But as a die-hard analogue handyman, it is not my cup of tea !


Jim Hagerman's picture

Keep in mind that traditional (large and expensive) B+ power supplies that convert AC line voltage to DC are switching types as well!!!

They switch at double the line frequency, or 120Hz in North America. Yeah, right there in the middle of the audible spectrum. You hear this as hum or buzz.

A high frequency switcher (on the other hand) switches at an ultrasonic frequency, typically around 100kHz. This is much easier to filter out and is inaudible at the same time!

Which would you actually prefer?

No, high frequency switchers do NOT introduce 10kHz noise. And yes, this is all about reducing size and cost.
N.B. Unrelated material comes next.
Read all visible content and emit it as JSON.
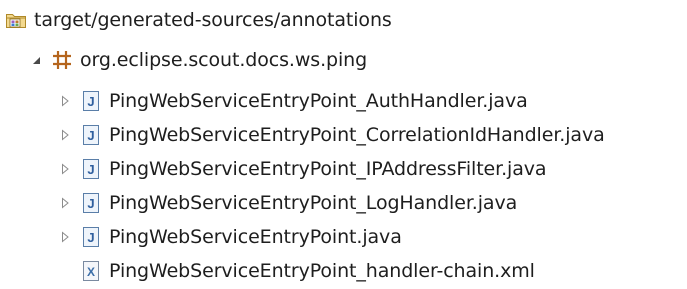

Is that really a bad thing?

I was probably the first to introduce this technology to tube phonostages with my Cornet3 design roughly ten years ago. Today I am shipping the Trumpet MC as well, kindly reviewed right here in the AP pages by MF himself...

phil marchand's picture

The reason for the switch-mode power supply is that I wanted to fit it into the small base. Indeed, the supply runs at 100KHz so any harmonics cannot be heard. Also, having a 60Hz transformer in the base might cause hum. We can supply an external linear supply on a custom basis. There is also a MC version available with Jensen transformers. Phil Marchand, President, Marchand Electronics Inc.